A Review: Peninsula Player’s “Sunday in the Park with George”

George Seruat’s paintings come to life on the Peninsula Players’ stage, pictured are James Rank and McKinley Carter as Jules, a fellow artist, and his wife as they comment on Seurat’s “Bathers at Asnieres.” Actors Amanda Hartley and Brent LeBlanc help to bring the painting to life. Photo by Bruce Mielke.

The Peninsula Players’ current production is, figuratively speaking, anything but a walk in the park. The Sondheim musical features a huge cast and the formidable task of recreating the genesis and execution of Georges Seurat’s iconic painting “A Sunday Afternoon on the Island of La Grande Jatte” – all on the Players’ stage.

While the sophisticated music and lyrics of Stephen Sondheim are a delight, and the singing in this production is certainly fine, the star of Sunday in the Park with George is the visual aspect of the production. The painting, a seven by ten foot masterpiece in the permanent collection of the Art Institute of Chicago, comes to life on stage, as cutouts of trees and boats, people and dogs, are flown and glided into place to supplement the human subjects in the painting who are in turn portrayed by actors authentically costumed to represent their counterparts.

Sean Fortunato ably portrays Seurat’s obsession with his work, to the exclusion of emotionally satisfying his mistress Dot, aptly played by Cassie Slater.
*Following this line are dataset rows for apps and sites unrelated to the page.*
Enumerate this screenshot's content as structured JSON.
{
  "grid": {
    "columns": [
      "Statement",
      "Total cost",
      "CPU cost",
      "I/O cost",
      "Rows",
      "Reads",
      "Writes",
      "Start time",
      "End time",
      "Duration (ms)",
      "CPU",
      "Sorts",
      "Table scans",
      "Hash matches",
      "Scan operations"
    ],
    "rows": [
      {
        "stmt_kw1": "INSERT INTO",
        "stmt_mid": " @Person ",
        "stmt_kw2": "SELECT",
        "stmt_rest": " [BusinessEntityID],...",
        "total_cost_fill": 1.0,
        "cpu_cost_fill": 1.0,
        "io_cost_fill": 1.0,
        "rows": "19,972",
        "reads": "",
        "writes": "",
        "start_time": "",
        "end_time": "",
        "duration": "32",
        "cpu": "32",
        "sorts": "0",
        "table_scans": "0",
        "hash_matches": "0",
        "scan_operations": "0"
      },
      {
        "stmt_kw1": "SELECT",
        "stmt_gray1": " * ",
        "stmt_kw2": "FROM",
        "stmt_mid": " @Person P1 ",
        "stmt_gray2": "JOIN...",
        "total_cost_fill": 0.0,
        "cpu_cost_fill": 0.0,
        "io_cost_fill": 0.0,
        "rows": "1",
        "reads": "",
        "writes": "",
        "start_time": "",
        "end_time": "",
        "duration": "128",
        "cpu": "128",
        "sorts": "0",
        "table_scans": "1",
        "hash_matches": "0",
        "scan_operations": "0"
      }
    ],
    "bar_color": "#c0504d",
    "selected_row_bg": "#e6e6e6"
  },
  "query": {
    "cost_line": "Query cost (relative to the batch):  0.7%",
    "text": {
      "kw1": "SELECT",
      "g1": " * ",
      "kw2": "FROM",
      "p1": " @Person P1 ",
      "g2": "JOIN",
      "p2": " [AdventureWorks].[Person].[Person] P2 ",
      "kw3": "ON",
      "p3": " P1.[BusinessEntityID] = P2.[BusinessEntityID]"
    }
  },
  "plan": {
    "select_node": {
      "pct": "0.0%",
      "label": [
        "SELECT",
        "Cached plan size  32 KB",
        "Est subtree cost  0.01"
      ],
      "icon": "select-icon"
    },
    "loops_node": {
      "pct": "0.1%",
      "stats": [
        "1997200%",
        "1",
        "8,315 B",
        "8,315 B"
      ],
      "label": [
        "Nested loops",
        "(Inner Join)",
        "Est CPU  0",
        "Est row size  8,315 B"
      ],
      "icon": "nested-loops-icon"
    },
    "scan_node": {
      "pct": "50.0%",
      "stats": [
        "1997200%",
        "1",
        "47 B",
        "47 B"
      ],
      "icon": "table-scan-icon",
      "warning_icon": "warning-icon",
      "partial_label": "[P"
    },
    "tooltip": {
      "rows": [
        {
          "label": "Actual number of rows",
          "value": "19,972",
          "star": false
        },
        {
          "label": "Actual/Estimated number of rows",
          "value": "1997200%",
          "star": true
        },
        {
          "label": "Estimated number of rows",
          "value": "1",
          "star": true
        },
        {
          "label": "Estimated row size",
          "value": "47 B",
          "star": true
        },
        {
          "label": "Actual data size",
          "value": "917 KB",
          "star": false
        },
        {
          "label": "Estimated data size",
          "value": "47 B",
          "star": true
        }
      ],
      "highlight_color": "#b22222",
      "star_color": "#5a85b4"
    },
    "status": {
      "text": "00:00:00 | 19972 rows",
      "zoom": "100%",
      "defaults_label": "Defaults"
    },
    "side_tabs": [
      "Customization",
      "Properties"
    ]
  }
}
The setting alternates between the park and artist’s studio as theatergoers are offered brief but entertaining explanations of pointillism Seurat’s (impressionistic painting technique) and his theory of color. Those familiar with the his work know that rather than using brush stokes, he applies tiny dots of color that, as the viewer moves back from the painting, are connected by the eye of the beholder, adjacent dots of two colors becoming yet a third, and the process itself, a potential metaphor.

The Pulitzer Prize winning musical no doubt earned the honor as much from its conception as from its composition. The human subjects of the painting represent characters from various walks of life brought together on a pleasant summer Sunday afternoon in a park; the fictional characters have distinct personalities – another painter, the artist’s mother, servants, American visitors, a baker, a boatman, shop girls – all of whom are observed by and in some way interact with the artist.

Act one concludes with a scene that is stunning not only visually but musically, an emotionally engaging theatrical experience as at last, the painting is complete.

The book takes liberties with Seurat’s biography, but the play is a musical, not a documentary. Act two discovers through the conversation of the painting’s subjects that Seurat has become a father, that his mistress has left for America with another man and her child, and that the artist has died at age 31.

Then the plot careens from the Paris of the 1880s to the America of the 1980s, and to another George (also played by Fortunato), a sculptor who creates modernistic abstract industrial pieces that incorporate sound and light. On display in a gallery is his take on the famous Seurat “Sunday Afternoon” painting, the esoteric connection amusingly lost on viewers.

George the sculptor shares a speaking platform with his grandmother (played by Slater) to talk about his work and the fact that he has been invited to display his “Sunday Afternoon” sculpture on the Island of La Grande Jatte in Paris. Grandma insists that she is the daughter brought to America by Seurat’s mistress Dot, and that her grandson is subsequently the great-grandson of none other than Georges Seurat.

(In reality, after Seurat’s death, his infant son by his mistress died two weeks later from the same disease.)

At a reception following George the sculptor’s talk, actors who portrayed characters in the painting are now attendees at the fete, amusing the audience with their transformations into art connoisseurs and critics; one is the younger George’s former wife.

The plot leaps back across the pond, discovering George the sculptor on the famous island which has now lost its nineteenth-century splendor, just as the sculptor seems to have run his course with his repetitive pieces.

Magical realism brings back to the park Seurat’s mistress who mistakes him for the historic artist. She offers the wisdom that only family and art matter, as they alone are passed through subsequent generations. And then Seurat’s mother, along with the entire cast of characters that comprise the “Sunday Afternoon” painting, appears, the spectacle that ended Act One reprised, concluding with the younger George realizing that as an artist, he has a blank canvas before him, and the opportunity not only to redeem himself, but in a sense, offer vicarious redemption to his famous great-grandpa.

The production builds momentum ultimately leaving theatergoers with the sense of having been engulfed by the totality of an experience.

Sunday in the Park with George, music and lyrics by Stephen Sondheim, book by James Lapine, runs through August 11 at the Peninsula Players Theater, Fish Creek. For information call 920.868. 3287 or visit